MATERIAL SHOWN:

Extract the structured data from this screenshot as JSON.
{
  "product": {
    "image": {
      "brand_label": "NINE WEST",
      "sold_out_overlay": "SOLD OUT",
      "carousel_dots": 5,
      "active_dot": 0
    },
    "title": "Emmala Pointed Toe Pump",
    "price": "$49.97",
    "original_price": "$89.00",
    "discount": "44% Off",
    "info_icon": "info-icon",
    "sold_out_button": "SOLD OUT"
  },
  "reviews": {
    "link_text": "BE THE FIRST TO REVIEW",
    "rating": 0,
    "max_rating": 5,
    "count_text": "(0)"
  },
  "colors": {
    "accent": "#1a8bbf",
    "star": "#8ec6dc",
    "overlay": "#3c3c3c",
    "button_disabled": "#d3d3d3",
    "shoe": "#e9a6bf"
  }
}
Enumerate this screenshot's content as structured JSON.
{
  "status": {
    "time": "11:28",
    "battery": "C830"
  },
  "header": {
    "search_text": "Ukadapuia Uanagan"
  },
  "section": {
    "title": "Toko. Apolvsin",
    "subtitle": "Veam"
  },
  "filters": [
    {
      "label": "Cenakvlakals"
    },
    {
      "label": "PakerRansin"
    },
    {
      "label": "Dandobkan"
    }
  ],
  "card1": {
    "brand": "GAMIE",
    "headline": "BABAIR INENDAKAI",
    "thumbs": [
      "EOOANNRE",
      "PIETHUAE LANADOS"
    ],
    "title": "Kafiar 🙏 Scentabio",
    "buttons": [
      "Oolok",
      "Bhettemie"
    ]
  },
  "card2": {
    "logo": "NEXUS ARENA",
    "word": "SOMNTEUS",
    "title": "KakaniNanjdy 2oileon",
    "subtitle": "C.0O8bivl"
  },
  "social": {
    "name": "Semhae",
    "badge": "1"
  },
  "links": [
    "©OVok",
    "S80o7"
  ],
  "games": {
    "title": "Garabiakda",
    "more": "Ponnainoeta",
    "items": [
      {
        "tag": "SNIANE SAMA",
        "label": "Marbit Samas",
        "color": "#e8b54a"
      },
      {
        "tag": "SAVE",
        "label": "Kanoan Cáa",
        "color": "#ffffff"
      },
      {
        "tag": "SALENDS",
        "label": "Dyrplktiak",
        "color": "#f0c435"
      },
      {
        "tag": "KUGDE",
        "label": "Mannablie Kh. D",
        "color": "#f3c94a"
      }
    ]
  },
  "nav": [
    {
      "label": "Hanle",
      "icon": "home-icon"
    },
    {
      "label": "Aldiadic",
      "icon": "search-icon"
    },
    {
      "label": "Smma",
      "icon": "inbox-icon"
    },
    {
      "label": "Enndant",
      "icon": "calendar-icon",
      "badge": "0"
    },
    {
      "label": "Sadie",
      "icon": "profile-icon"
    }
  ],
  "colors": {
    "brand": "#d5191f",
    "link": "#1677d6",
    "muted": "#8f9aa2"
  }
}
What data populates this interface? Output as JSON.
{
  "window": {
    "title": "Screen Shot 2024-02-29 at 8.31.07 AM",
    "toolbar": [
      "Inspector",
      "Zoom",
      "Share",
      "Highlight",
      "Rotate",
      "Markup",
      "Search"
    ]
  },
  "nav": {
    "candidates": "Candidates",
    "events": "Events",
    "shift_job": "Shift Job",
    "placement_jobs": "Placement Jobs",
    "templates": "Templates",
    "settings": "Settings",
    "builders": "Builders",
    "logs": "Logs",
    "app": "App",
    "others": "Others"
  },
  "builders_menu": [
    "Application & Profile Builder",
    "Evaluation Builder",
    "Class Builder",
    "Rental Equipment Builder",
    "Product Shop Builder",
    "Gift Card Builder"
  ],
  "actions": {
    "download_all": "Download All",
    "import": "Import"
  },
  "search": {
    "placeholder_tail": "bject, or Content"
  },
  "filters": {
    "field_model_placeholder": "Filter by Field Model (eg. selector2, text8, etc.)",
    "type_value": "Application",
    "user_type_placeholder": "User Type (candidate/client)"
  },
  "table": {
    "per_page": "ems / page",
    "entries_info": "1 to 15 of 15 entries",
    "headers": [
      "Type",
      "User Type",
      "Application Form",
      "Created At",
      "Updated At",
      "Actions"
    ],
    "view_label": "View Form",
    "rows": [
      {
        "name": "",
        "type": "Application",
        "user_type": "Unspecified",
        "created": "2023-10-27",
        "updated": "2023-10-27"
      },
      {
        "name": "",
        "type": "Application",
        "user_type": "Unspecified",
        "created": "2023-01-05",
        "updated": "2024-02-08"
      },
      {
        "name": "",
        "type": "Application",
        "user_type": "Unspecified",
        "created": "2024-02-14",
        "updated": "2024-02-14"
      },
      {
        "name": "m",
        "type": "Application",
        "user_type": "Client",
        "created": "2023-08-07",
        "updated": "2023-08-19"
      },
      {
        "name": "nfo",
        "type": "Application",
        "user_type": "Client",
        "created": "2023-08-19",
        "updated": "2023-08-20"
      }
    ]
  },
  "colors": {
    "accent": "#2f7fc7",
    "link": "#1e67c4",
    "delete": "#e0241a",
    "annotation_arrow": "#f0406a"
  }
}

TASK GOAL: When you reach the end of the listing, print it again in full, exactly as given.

RESULT OF THE EXERCISE:
Extract the structured data from this screenshot as JSON.
{
  "product": {
    "image": {
      "brand_label": "NINE WEST",
      "sold_out_overlay": "SOLD OUT",
      "carousel_dots": 5,
      "active_dot": 0
    },
    "title": "Emmala Pointed Toe Pump",
    "price": "$49.97",
    "original_price": "$89.00",
    "discount": "44% Off",
    "info_icon": "info-icon",
    "sold_out_button": "SOLD OUT"
  },
  "reviews": {
    "link_text": "BE THE FIRST TO REVIEW",
    "rating": 0,
    "max_rating": 5,
    "count_text": "(0)"
  },
  "colors": {
    "accent": "#1a8bbf",
    "star": "#8ec6dc",
    "overlay": "#3c3c3c",
    "button_disabled": "#d3d3d3",
    "shoe": "#e9a6bf"
  }
}
Enumerate this screenshot's content as structured JSON.
{
  "status": {
    "time": "11:28",
    "battery": "C830"
  },
  "header": {
    "search_text": "Ukadapuia Uanagan"
  },
  "section": {
    "title": "Toko. Apolvsin",
    "subtitle": "Veam"
  },
  "filters": [
    {
      "label": "Cenakvlakals"
    },
    {
      "label": "PakerRansin"
    },
    {
      "label": "Dandobkan"
    }
  ],
  "card1": {
    "brand": "GAMIE",
    "headline": "BABAIR INENDAKAI",
    "thumbs": [
      "EOOANNRE",
      "PIETHUAE LANADOS"
    ],
    "title": "Kafiar 🙏 Scentabio",
    "buttons": [
      "Oolok",
      "Bhettemie"
    ]
  },
  "card2": {
    "logo": "NEXUS ARENA",
    "word": "SOMNTEUS",
    "title": "KakaniNanjdy 2oileon",
    "subtitle": "C.0O8bivl"
  },
  "social": {
    "name": "Semhae",
    "badge": "1"
  },
  "links": [
    "©OVok",
    "S80o7"
  ],
  "games": {
    "title": "Garabiakda",
    "more": "Ponnainoeta",
    "items": [
      {
        "tag": "SNIANE SAMA",
        "label": "Marbit Samas",
        "color": "#e8b54a"
      },
      {
        "tag": "SAVE",
        "label": "Kanoan Cáa",
        "color": "#ffffff"
      },
      {
        "tag": "SALENDS",
        "label": "Dyrplktiak",
        "color": "#f0c435"
      },
      {
        "tag": "KUGDE",
        "label": "Mannablie Kh. D",
        "color": "#f3c94a"
      }
    ]
  },
  "nav": [
    {
      "label": "Hanle",
      "icon": "home-icon"
    },
    {
      "label": "Aldiadic",
      "icon": "search-icon"
    },
    {
      "label": "Smma",
      "icon": "inbox-icon"
    },
    {
      "label": "Enndant",
      "icon": "calendar-icon",
      "badge": "0"
    },
    {
      "label": "Sadie",
      "icon": "profile-icon"
    }
  ],
  "colors": {
    "brand": "#d5191f",
    "link": "#1677d6",
    "muted": "#8f9aa2"
  }
}
What data populates this interface? Output as JSON.
{
  "window": {
    "title": "Screen Shot 2024-02-29 at 8.31.07 AM",
    "toolbar": [
      "Inspector",
      "Zoom",
      "Share",
      "Highlight",
      "Rotate",
      "Markup",
      "Search"
    ]
  },
  "nav": {
    "candidates": "Candidates",
    "events": "Events",
    "shift_job": "Shift Job",
    "placement_jobs": "Placement Jobs",
    "templates": "Templates",
    "settings": "Settings",
    "builders": "Builders",
    "logs": "Logs",
    "app": "App",
    "others": "Others"
  },
  "builders_menu": [
    "Application & Profile Builder",
    "Evaluation Builder",
    "Class Builder",
    "Rental Equipment Builder",
    "Product Shop Builder",
    "Gift Card Builder"
  ],
  "actions": {
    "download_all": "Download All",
    "import": "Import"
  },
  "search": {
    "placeholder_tail": "bject, or Content"
  },
  "filters": {
    "field_model_placeholder": "Filter by Field Model (eg. selector2, text8, etc.)",
    "type_value": "Application",
    "user_type_placeholder": "User Type (candidate/client)"
  },
  "table": {
    "per_page": "ems / page",
    "entries_info": "1 to 15 of 15 entries",
    "headers": [
      "Type",
      "User Type",
      "Application Form",
      "Created At",
      "Updated At",
      "Actions"
    ],
    "view_label": "View Form",
    "rows": [
      {
        "name": "",
        "type": "Application",
        "user_type": "Unspecified",
        "created": "2023-10-27",
        "updated": "2023-10-27"
      },
      {
        "name": "",
        "type": "Application",
        "user_type": "Unspecified",
        "created": "2023-01-05",
        "updated": "2024-02-08"
      },
      {
        "name": "",
        "type": "Application",
        "user_type": "Unspecified",
        "created": "2024-02-14",
        "updated": "2024-02-14"
      },
      {
        "name": "m",
        "type": "Application",
        "user_type": "Client",
        "created": "2023-08-07",
        "updated": "2023-08-19"
      },
      {
        "name": "nfo",
        "type": "Application",
        "user_type": "Client",
        "created": "2023-08-19",
        "updated": "2023-08-20"
      }
    ]
  },
  "colors": {
    "accent": "#2f7fc7",
    "link": "#1e67c4",
    "delete": "#e0241a",
    "annotation_arrow": "#f0406a"
  }
}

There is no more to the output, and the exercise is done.